Sexuality and Violence: Blood
I think the limiting aspect of this book is that it is very feminine novel, particularly in thematic content. Sexuality and violence go hand in hand in this novel, particularly with McKinley’s repeated use of blood as imagery and consequence. More specifically, the novel deals with female sexuality. The rape scene is possibly a little glossed over, but with good reason. Lissar herself is unable to process the thoughts. But the aftermath is ever present in the book.
More than any other novel I’ve read, Deerskin repeatedly mentions menstrual cycles, which Lissar refers to as ‘moon blood’. For her it is something to fear – once she has experienced her first menstruation, she becomes a target for her father. It is the lack of ‘moon blood’ that alerts her to her condition – being pregnant with her father’s child. And blood again when she loses that child. Her menstrual blood, along with the blood of the animals she kills, all wipe clean off her white deerskin dress. The final ‘confrontation’ in the novel sees Lissar bleed from her hands, bleeding everywhere.

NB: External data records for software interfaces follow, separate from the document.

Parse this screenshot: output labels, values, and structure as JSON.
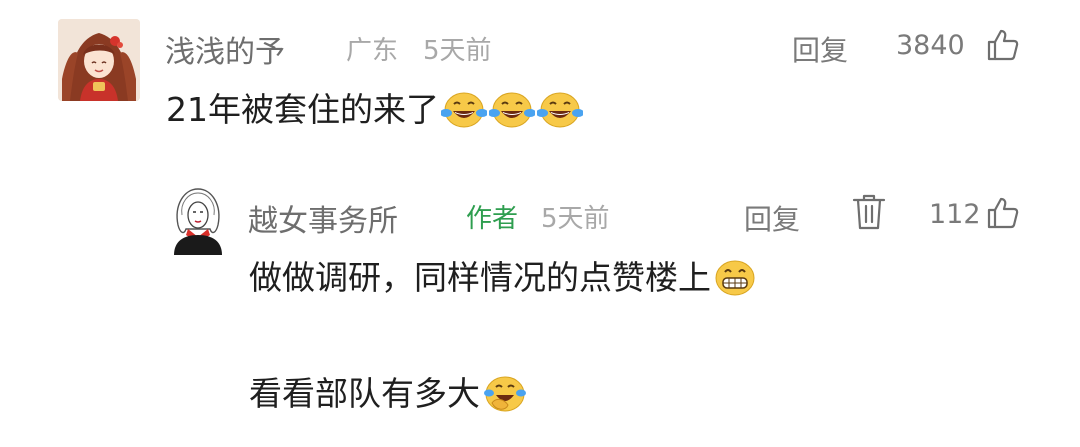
{
  "comment": {
    "username": "浅浅的予",
    "location": "广东",
    "time": "5天前",
    "reply_label": "回复",
    "like_count": "3840",
    "text": "21年被套住的来了",
    "emojis": [
      "laugh-cry-emoji",
      "laugh-cry-emoji",
      "laugh-cry-emoji"
    ]
  },
  "reply": {
    "username": "越女事务所",
    "author_tag": "作者",
    "time": "5天前",
    "reply_label": "回复",
    "like_count": "112",
    "line1": "做做调研，同样情况的点赞楼上",
    "line1_emoji": "grin-emoji",
    "line2": "看看部队有多大",
    "line2_emoji": "facepalm-laugh-emoji"
  },
  "colors": {
    "username": "#6e6e6e",
    "meta": "#a8a8a8",
    "author_tag": "#2e9e4f",
    "text": "#1f1f1f",
    "emoji_yellow": "#f7c948",
    "tear_blue": "#4aa3f0"
  }
}
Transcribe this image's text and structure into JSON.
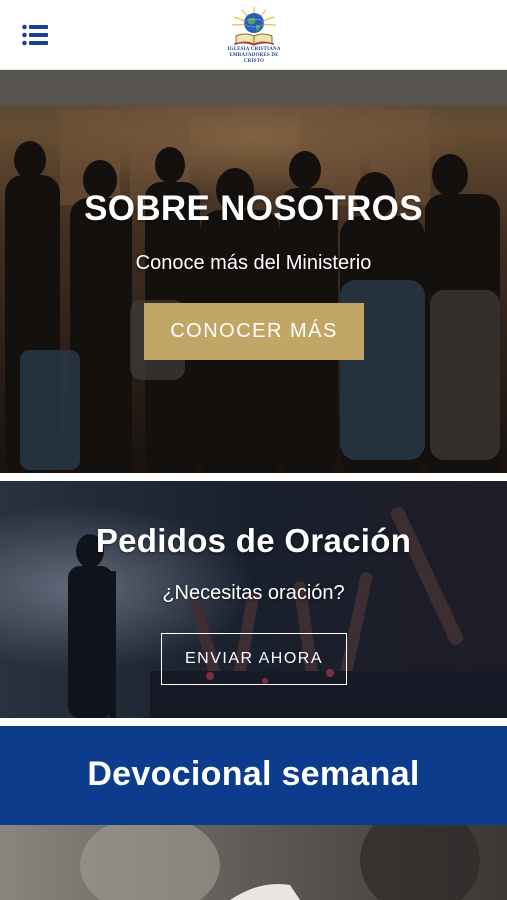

Deerskin is a psychological novel – the structure of the novel reflects the state of Lissar’s mind. I read a few reviews of this novel before reading it, and they often commented on the way that the novel loops back on itself, seemingly repeating sections of action. While I admit that this sometimes does drag on a little bit, I think it is done for a very specific reason. Lissar is unable to face the trauma she has experienced, so she suppresses it. When new experiences open themselves up to her, she runs away – running from both her past and her possible future. She is turning back on herself, as her mind does; constantly circling, trying to find its way past the trauma but unable to leave it behind.
Lissar’s journey in the physical sense is away from her past, mirrored by the movement she is making in her mind. She takes some steps forward, three steps back. She is only free to physically stay in her new found home once she has attacked (and purged) the demons in her mind.
Verdict: This is a thoroughly enjoyable dark fantasy novel. I would recommend it more so to female readers and put forward the caveat that this is not for the squeamish.